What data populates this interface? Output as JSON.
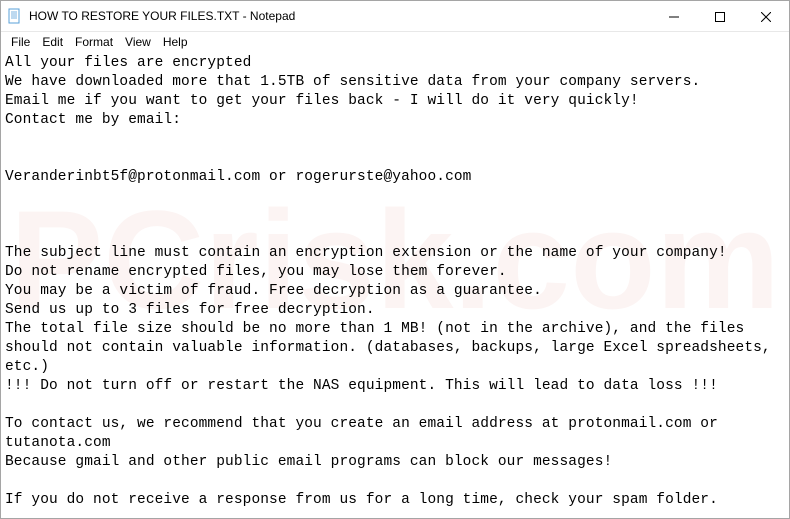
{
  "window": {
    "title": "HOW TO RESTORE YOUR FILES.TXT - Notepad",
    "app": "Notepad"
  },
  "menu": {
    "file": "File",
    "edit": "Edit",
    "format": "Format",
    "view": "View",
    "help": "Help"
  },
  "content": {
    "lines": [
      "All your files are encrypted",
      "We have downloaded more that 1.5TB of sensitive data from your company servers.",
      "Email me if you want to get your files back - I will do it very quickly!",
      "Contact me by email:",
      "",
      "",
      "Veranderinbt5f@protonmail.com or rogerurste@yahoo.com",
      "",
      "",
      "",
      "The subject line must contain an encryption extension or the name of your company!",
      "Do not rename encrypted files, you may lose them forever.",
      "You may be a victim of fraud. Free decryption as a guarantee.",
      "Send us up to 3 files for free decryption.",
      "The total file size should be no more than 1 MB! (not in the archive), and the files",
      "should not contain valuable information. (databases, backups, large Excel spreadsheets,",
      "etc.)",
      "!!! Do not turn off or restart the NAS equipment. This will lead to data loss !!!",
      "",
      "To contact us, we recommend that you create an email address at protonmail.com or",
      "tutanota.com",
      "Because gmail and other public email programs can block our messages!",
      "",
      "If you do not receive a response from us for a long time, check your spam folder."
    ]
  },
  "watermark": "PCrisk.com"
}
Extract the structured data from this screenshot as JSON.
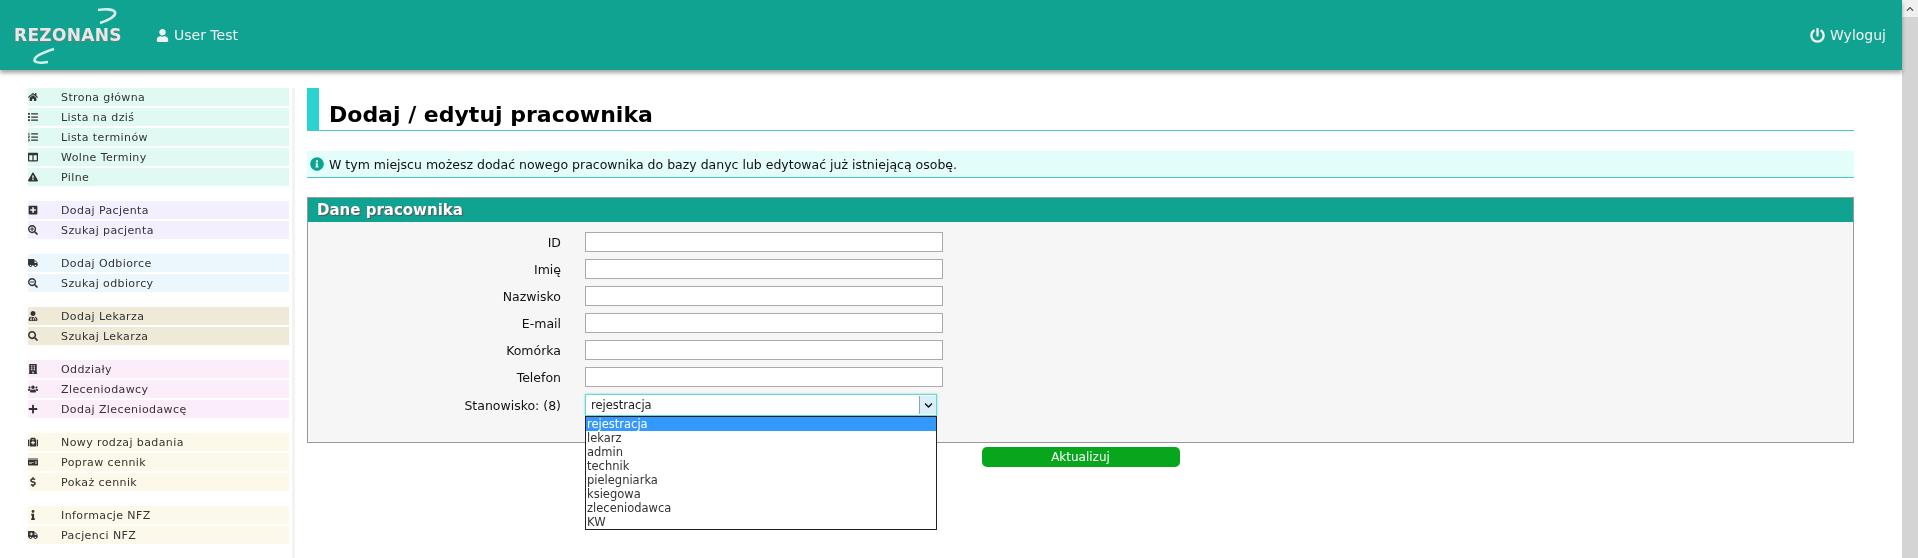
{
  "header": {
    "logo": "REZONANS",
    "user": "User Test",
    "logout": "Wyloguj"
  },
  "sidebar": {
    "groups": [
      {
        "color": "#e0faf3",
        "items": [
          "Strona główna",
          "Lista na dziś",
          "Lista terminów",
          "Wolne Terminy",
          "Pilne"
        ]
      },
      {
        "color": "#f3efff",
        "items": [
          "Dodaj Pacjenta",
          "Szukaj pacjenta"
        ]
      },
      {
        "color": "#ecf6fd",
        "items": [
          "Dodaj Odbiorce",
          "Szukaj odbiorcy"
        ]
      },
      {
        "color": "#efe9d8",
        "items": [
          "Dodaj Lekarza",
          "Szukaj Lekarza"
        ]
      },
      {
        "color": "#fcedfa",
        "items": [
          "Oddziały",
          "Zleceniodawcy",
          "Dodaj Zleceniodawcę"
        ]
      },
      {
        "color": "#fdf9ea",
        "items": [
          "Nowy rodzaj badania",
          "Popraw cennik",
          "Pokaż cennik"
        ]
      },
      {
        "color": "#fdf9ea",
        "items": [
          "Informacje NFZ",
          "Pacjenci NFZ"
        ]
      }
    ]
  },
  "page": {
    "title": "Dodaj / edytuj pracownika",
    "info": "W tym miejscu możesz dodać nowego pracownika do bazy danyc lub edytować już istniejącą osobę."
  },
  "panel": {
    "title": "Dane pracownika",
    "fields": [
      {
        "label": "ID"
      },
      {
        "label": "Imię"
      },
      {
        "label": "Nazwisko"
      },
      {
        "label": "E-mail"
      },
      {
        "label": "Komórka"
      },
      {
        "label": "Telefon"
      }
    ],
    "select": {
      "label": "Stanowisko: (8)",
      "value": "rejestracja",
      "expanded": true,
      "options": [
        {
          "label": "rejestracja",
          "selected": true
        },
        {
          "label": "lekarz",
          "selected": false
        },
        {
          "label": "admin",
          "selected": false
        },
        {
          "label": "technik",
          "selected": false
        },
        {
          "label": "pielegniarka",
          "selected": false
        },
        {
          "label": "ksiegowa",
          "selected": false
        },
        {
          "label": "zleceniodawca",
          "selected": false
        },
        {
          "label": "KW",
          "selected": false
        }
      ]
    }
  },
  "submit": "Aktualizuj"
}
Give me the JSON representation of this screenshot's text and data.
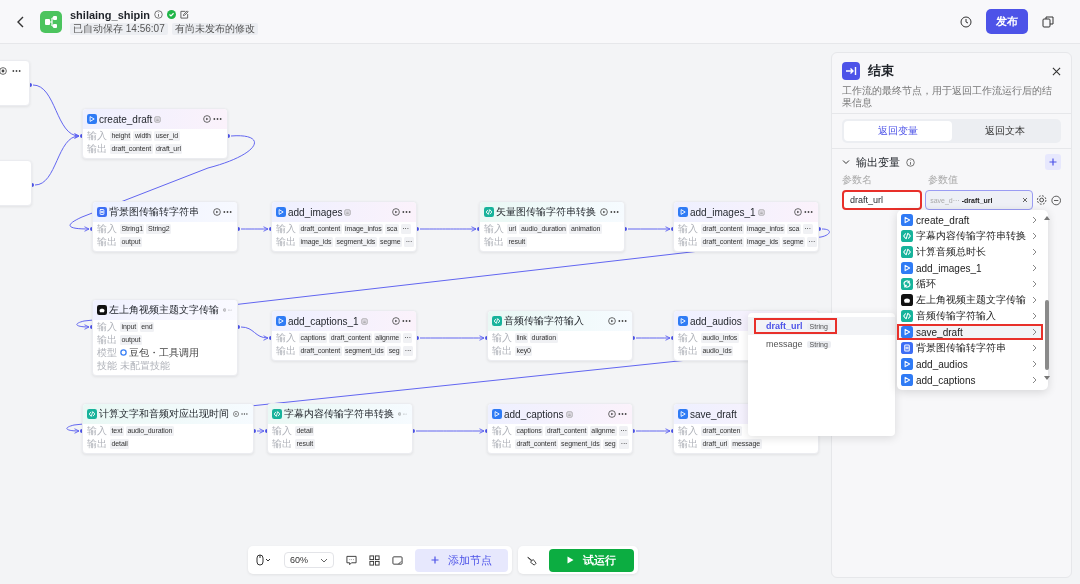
{
  "header": {
    "title": "shilaing_shipin",
    "badges": [
      "已自动保存 14:56:07",
      "有尚未发布的修改"
    ],
    "publish_button": "发布"
  },
  "canvas": {
    "nodes": [
      {
        "kind": "clipped",
        "actions": true
      },
      {
        "kind": "plugin",
        "title": "create_draft",
        "badge": true,
        "actions": true,
        "rows": [
          {
            "label": "输入",
            "kind": "params",
            "params": [
              "height",
              "width",
              "user_id"
            ]
          },
          {
            "label": "输出",
            "kind": "params",
            "params": [
              "draft_content",
              "draft_url"
            ]
          }
        ]
      },
      {
        "kind": "clipped",
        "actions": false
      },
      {
        "kind": "text",
        "title": "背景图传输转字符串",
        "badge": false,
        "actions": true,
        "rows": [
          {
            "label": "输入",
            "kind": "params",
            "params": [
              "String1",
              "String2"
            ]
          },
          {
            "label": "输出",
            "kind": "params",
            "params": [
              "output"
            ]
          }
        ]
      },
      {
        "kind": "plugin",
        "title": "add_images",
        "badge": true,
        "actions": true,
        "rows": [
          {
            "label": "输入",
            "kind": "params",
            "params": [
              "draft_content",
              "image_infos",
              "sca",
              "···"
            ]
          },
          {
            "label": "输出",
            "kind": "params",
            "params": [
              "image_ids",
              "segment_ids",
              "segme",
              "···"
            ]
          }
        ]
      },
      {
        "kind": "code",
        "title": "矢量图传输字符串转换",
        "badge": false,
        "actions": true,
        "rows": [
          {
            "label": "输入",
            "kind": "params",
            "params": [
              "url",
              "audio_duration",
              "animation"
            ]
          },
          {
            "label": "输出",
            "kind": "params",
            "params": [
              "result"
            ]
          }
        ]
      },
      {
        "kind": "plugin",
        "title": "add_images_1",
        "badge": true,
        "actions": true,
        "rows": [
          {
            "label": "输入",
            "kind": "params",
            "params": [
              "draft_content",
              "image_infos",
              "sca",
              "···"
            ]
          },
          {
            "label": "输出",
            "kind": "params",
            "params": [
              "draft_content",
              "image_ids",
              "segme",
              "···"
            ]
          }
        ]
      },
      {
        "kind": "bot",
        "title": "左上角视频主题文字传输",
        "badge": false,
        "actions": true,
        "rows": [
          {
            "label": "输入",
            "kind": "params",
            "params": [
              "input",
              "end"
            ]
          },
          {
            "label": "输出",
            "kind": "params",
            "params": [
              "output"
            ]
          },
          {
            "label": "模型",
            "kind": "model",
            "value": "豆包・工具调用"
          },
          {
            "label": "技能",
            "kind": "text",
            "value": "未配置技能"
          }
        ]
      },
      {
        "kind": "plugin",
        "title": "add_captions_1",
        "badge": true,
        "actions": true,
        "rows": [
          {
            "label": "输入",
            "kind": "params",
            "params": [
              "captions",
              "draft_content",
              "alignme",
              "···"
            ]
          },
          {
            "label": "输出",
            "kind": "params",
            "params": [
              "draft_content",
              "segment_ids",
              "seg",
              "···"
            ]
          }
        ]
      },
      {
        "kind": "code",
        "title": "音频传输字符输入",
        "badge": false,
        "actions": true,
        "rows": [
          {
            "label": "输入",
            "kind": "params",
            "params": [
              "link",
              "duration"
            ]
          },
          {
            "label": "输出",
            "kind": "params",
            "params": [
              "key0"
            ]
          }
        ]
      },
      {
        "kind": "plugin",
        "title": "add_audios",
        "badge": false,
        "rows": [
          {
            "label": "输入",
            "kind": "params",
            "params": [
              "audio_infos"
            ]
          },
          {
            "label": "输出",
            "kind": "params",
            "params": [
              "audio_ids"
            ]
          }
        ]
      },
      {
        "kind": "code",
        "title": "计算文字和音频对应出现时间",
        "badge": false,
        "actions": true,
        "rows": [
          {
            "label": "输入",
            "kind": "params",
            "params": [
              "text",
              "audio_duration"
            ]
          },
          {
            "label": "输出",
            "kind": "params",
            "params": [
              "detail"
            ]
          }
        ]
      },
      {
        "kind": "code",
        "title": "字幕内容传输字符串转换",
        "badge": false,
        "actions": true,
        "rows": [
          {
            "label": "输入",
            "kind": "params",
            "params": [
              "detail"
            ]
          },
          {
            "label": "输出",
            "kind": "params",
            "params": [
              "result"
            ]
          }
        ]
      },
      {
        "kind": "plugin",
        "title": "add_captions",
        "badge": true,
        "actions": true,
        "rows": [
          {
            "label": "输入",
            "kind": "params",
            "params": [
              "captions",
              "draft_content",
              "alignme",
              "···"
            ]
          },
          {
            "label": "输出",
            "kind": "params",
            "params": [
              "draft_content",
              "segment_ids",
              "seg",
              "···"
            ]
          }
        ]
      },
      {
        "kind": "plugin",
        "title": "save_draft",
        "badge": false,
        "rows": [
          {
            "label": "输入",
            "kind": "params",
            "params": [
              "draft_conten"
            ]
          },
          {
            "label": "输出",
            "kind": "params",
            "params": [
              "draft_url",
              "message"
            ]
          }
        ]
      }
    ],
    "variable_popup": {
      "items": [
        {
          "name": "draft_url",
          "type": "String",
          "selected": true,
          "annotated": true
        },
        {
          "name": "message",
          "type": "String",
          "selected": false,
          "annotated": false
        }
      ]
    }
  },
  "end_panel": {
    "title": "结束",
    "description": "工作流的最终节点，用于返回工作流运行后的结果信息",
    "tabs": [
      {
        "label": "返回变量",
        "selected": true
      },
      {
        "label": "返回文本",
        "selected": false
      }
    ],
    "section": {
      "title": "输出变量",
      "expanded": true,
      "columns": [
        "参数名",
        "参数值"
      ],
      "rows": [
        {
          "name": "draft_url",
          "name_annotated": true,
          "ref_node": "save_d···",
          "ref_var": "-draft_url"
        }
      ]
    },
    "node_dropdown": {
      "items": [
        {
          "kind": "plugin",
          "name": "create_draft",
          "selected": false,
          "annotated": false
        },
        {
          "kind": "code",
          "name": "字幕内容传输字符串转换",
          "selected": false,
          "annotated": false
        },
        {
          "kind": "code",
          "name": "计算音频总时长",
          "selected": false,
          "annotated": false
        },
        {
          "kind": "plugin",
          "name": "add_images_1",
          "selected": false,
          "annotated": false
        },
        {
          "kind": "loop",
          "name": "循环",
          "selected": false,
          "annotated": false
        },
        {
          "kind": "bot",
          "name": "左上角视频主题文字传输",
          "selected": false,
          "annotated": false
        },
        {
          "kind": "code",
          "name": "音频传输字符输入",
          "selected": false,
          "annotated": false
        },
        {
          "kind": "plugin",
          "name": "save_draft",
          "selected": true,
          "annotated": true
        },
        {
          "kind": "text",
          "name": "背景图传输转字符串",
          "selected": false,
          "annotated": false
        },
        {
          "kind": "plugin",
          "name": "add_audios",
          "selected": false,
          "annotated": false
        },
        {
          "kind": "plugin",
          "name": "add_captions",
          "selected": false,
          "annotated": false
        }
      ]
    }
  },
  "toolbar": {
    "zoom": "60%",
    "add_node": "添加节点",
    "test_run": "试运行"
  }
}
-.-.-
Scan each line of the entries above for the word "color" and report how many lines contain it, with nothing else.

SOLUTION FOR THIS PROBLEM — 7